In this century, for better or worse, the long process of social evolution has reached the Planetary Phase, with the shape of the future subject to the ways we respond culturally and politically to the challenge of transition. Prospects for a passage to a decent world rest with the capacity for human consciousness and action to rise to this existential challenge of our moment. There is still time, but the hour grows late. More than ever, we need the efforts of the past – campaigns for rights, peace, and environment; scientific research on global change; educational and public awareness projects; local efforts to live sustainably. All this is necessary, but not sufficient for the fundamental, systemic shift to a just and sustainable mode of global development. We urgently need, as well, the coalescence of a diverse popular movement of engaged citizens the world over, a movement that weaves together these many themes and projects into a holistic vision and strategy. The global citizens movement would be the self-conscious agency for making the change to a civilization worthy of the name, an answer to the question posed by tremulous lips everywhere: what can I do? We have put forward The Widening Circle, a new organizing effort to nourish the for mation of a movement of global citizens. Rather than a rigid blueprint, TWC’s strategy envisions growing in successive waves, adapting to changing circumstances as it expands and diversifies.

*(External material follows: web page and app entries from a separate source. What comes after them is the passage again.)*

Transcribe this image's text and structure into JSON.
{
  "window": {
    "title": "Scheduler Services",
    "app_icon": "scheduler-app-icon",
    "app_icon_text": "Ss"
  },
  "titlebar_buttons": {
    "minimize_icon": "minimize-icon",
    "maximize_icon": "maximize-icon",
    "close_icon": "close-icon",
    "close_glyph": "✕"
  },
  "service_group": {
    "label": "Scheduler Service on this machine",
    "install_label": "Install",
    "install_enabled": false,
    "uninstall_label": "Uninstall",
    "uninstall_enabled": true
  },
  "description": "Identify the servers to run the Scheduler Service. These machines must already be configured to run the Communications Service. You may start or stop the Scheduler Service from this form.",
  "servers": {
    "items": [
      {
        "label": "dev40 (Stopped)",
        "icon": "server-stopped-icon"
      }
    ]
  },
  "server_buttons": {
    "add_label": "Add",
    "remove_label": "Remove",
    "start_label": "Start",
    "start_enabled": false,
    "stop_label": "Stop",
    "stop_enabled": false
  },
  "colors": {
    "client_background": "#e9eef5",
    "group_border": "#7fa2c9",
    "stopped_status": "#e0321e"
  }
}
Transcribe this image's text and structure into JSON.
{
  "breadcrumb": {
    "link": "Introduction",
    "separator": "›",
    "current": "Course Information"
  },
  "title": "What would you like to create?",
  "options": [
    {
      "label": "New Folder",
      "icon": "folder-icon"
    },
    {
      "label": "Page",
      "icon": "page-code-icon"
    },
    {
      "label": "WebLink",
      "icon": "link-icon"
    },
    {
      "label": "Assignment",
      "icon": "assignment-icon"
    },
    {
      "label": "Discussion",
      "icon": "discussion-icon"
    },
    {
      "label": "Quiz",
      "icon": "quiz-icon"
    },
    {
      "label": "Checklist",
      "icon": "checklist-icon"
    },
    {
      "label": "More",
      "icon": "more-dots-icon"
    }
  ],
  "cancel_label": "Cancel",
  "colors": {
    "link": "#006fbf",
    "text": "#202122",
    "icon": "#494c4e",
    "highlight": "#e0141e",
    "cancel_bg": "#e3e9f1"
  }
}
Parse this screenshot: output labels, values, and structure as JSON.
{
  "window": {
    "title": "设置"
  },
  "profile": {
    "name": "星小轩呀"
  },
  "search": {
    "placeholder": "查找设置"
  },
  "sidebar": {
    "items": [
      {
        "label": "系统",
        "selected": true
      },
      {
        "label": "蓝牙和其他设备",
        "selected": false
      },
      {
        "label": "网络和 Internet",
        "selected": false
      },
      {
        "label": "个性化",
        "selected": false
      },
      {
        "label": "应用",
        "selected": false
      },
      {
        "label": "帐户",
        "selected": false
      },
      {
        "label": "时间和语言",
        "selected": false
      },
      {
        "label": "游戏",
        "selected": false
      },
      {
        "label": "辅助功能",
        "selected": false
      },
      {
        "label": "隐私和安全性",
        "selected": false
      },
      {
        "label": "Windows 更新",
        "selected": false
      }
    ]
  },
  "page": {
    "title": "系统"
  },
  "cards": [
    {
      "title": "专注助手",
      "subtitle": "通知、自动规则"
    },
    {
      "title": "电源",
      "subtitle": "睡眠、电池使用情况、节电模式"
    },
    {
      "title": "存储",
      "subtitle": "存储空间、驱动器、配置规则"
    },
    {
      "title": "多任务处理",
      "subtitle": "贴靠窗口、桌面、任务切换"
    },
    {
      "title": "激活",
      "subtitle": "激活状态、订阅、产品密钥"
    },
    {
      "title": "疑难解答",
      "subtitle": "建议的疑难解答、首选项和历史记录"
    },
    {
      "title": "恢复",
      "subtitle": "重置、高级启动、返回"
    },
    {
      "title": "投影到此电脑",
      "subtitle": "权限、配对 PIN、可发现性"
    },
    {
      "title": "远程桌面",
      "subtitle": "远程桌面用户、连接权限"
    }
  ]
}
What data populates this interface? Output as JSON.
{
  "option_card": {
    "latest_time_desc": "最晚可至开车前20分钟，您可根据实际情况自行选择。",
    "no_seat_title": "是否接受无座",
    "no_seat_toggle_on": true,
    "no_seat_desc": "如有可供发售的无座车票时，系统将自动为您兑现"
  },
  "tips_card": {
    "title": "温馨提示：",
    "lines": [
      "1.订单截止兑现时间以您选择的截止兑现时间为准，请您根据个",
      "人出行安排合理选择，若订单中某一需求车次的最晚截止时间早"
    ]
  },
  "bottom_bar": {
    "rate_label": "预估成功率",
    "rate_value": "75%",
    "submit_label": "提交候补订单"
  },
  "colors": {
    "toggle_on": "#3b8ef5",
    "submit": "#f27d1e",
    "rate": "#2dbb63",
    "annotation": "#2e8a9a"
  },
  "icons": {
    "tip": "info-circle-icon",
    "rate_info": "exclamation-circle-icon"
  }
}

Its constants would lie in dedication to a vision of a just and sustainable global society; commitment to a politics of trust, tolerance and mutual respect; and continual search for ways to balance pluralism and unity on the road to one world with many places. The time is propitious. Margaret Mead’s famous dictum – “Never doubt that a small group of thoughtful, committed citizens can change the world. Indeed, it’s the only thing that ever has” – requires a caveat: the moment must be ripe. In our overripe moment, small actions can have large consequences, releasing latent forms of consciousness and political association. With the global citizens movement the key missing actor in the drama of our time, attention must turn now to the work of giving it life. In a spirit of hope and confidence, the time is nigh to act with explicit and proactive intent on behalf of the Earth and all its beings – the role of our lifetime. ---------------------------------------------------------------------------- This Perspective was written by Paul Raskin, Director of GTI and the Tellus Institute. It benefited from comments by GTI participants too numerous to name here. An earlier draft was prepared by Josep Lluis Ortega and Orion Kriegman in consultation with Cimbria Badenhausen, Jim Barton, John Buck, Luis Gutierrez, Smilja Jankovic, D.H. Strongheart, and E.J. Wensing. While GTI was discussing The Widening Circle strategy introduced in this Perspective, a real-world TWC alliance was formed by leaders of the Earth Charter, The Pachamama Alliance, Transition Towns, the Club of Budapest, Forum for New World Governance, GTI and several other organizations. In the months ahead, we will be reaching out to others with invitations to step into the circle and widen its reach .